» WHAT IS EXPECTED
The job is to find each line of the records below that includes the word "from" and copy it.

Stored dataset items

⁂

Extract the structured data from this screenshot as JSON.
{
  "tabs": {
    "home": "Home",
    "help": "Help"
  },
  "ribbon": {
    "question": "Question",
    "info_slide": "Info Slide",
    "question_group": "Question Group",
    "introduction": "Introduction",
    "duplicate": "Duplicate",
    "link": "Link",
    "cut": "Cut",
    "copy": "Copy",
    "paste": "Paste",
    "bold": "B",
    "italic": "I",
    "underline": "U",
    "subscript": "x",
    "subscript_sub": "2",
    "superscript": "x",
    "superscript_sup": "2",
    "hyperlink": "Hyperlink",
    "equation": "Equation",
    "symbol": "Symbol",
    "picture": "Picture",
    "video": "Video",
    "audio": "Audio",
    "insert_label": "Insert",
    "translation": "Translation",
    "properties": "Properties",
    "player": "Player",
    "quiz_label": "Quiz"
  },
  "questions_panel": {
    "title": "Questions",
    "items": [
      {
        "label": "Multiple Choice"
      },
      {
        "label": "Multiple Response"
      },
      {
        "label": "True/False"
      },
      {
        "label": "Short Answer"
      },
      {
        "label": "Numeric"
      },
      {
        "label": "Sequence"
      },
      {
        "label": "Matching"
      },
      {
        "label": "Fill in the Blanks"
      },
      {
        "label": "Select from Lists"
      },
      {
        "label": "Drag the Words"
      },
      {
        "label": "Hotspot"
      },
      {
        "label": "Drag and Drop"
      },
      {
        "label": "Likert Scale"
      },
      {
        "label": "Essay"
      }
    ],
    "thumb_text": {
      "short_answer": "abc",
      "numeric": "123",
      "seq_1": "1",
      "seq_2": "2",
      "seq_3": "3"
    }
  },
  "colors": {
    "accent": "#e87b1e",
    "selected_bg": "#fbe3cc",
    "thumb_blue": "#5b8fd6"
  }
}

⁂

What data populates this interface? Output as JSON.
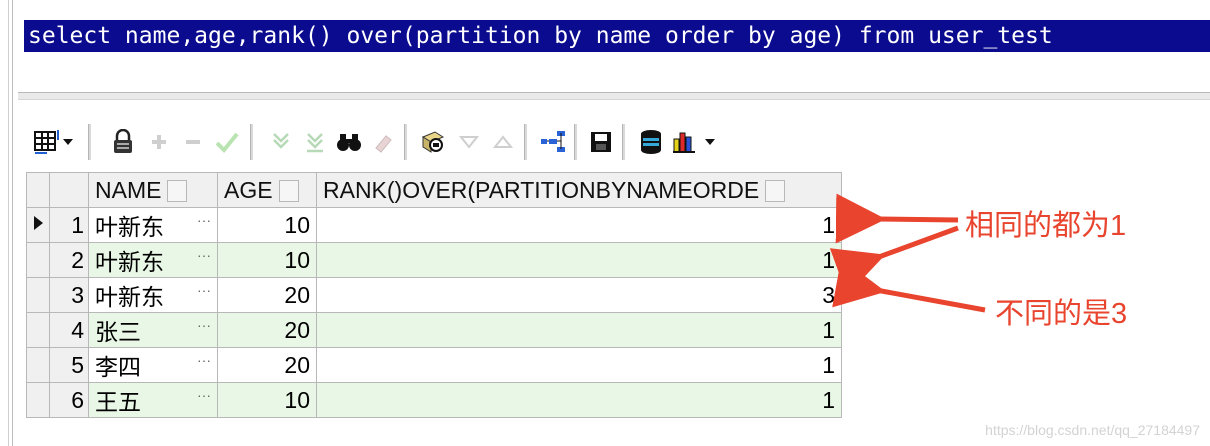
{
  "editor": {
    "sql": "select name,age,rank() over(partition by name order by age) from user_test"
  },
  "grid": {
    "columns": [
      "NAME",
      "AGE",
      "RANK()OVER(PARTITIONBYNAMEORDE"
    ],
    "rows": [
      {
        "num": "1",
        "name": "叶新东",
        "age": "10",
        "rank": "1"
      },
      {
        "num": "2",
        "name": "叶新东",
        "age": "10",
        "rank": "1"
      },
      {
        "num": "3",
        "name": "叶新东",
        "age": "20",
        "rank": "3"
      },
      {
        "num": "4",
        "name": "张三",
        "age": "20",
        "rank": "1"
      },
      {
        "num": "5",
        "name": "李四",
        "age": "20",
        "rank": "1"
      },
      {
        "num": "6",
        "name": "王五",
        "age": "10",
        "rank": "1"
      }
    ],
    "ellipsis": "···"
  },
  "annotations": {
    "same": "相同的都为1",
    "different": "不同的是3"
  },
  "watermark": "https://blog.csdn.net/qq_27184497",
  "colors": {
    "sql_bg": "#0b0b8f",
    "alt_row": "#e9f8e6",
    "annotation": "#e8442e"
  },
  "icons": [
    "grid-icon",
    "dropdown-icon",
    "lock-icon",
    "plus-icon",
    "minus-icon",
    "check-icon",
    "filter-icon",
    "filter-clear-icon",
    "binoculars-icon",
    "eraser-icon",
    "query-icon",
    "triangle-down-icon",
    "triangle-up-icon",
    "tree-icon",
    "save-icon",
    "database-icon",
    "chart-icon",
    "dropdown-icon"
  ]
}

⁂

» YOUR SOLUTION
Extract the structured data from this screenshot as JSON.
        "label": "Select from Lists"
    "sql": "select name,age,rank() over(partition by name order by age) from user_test"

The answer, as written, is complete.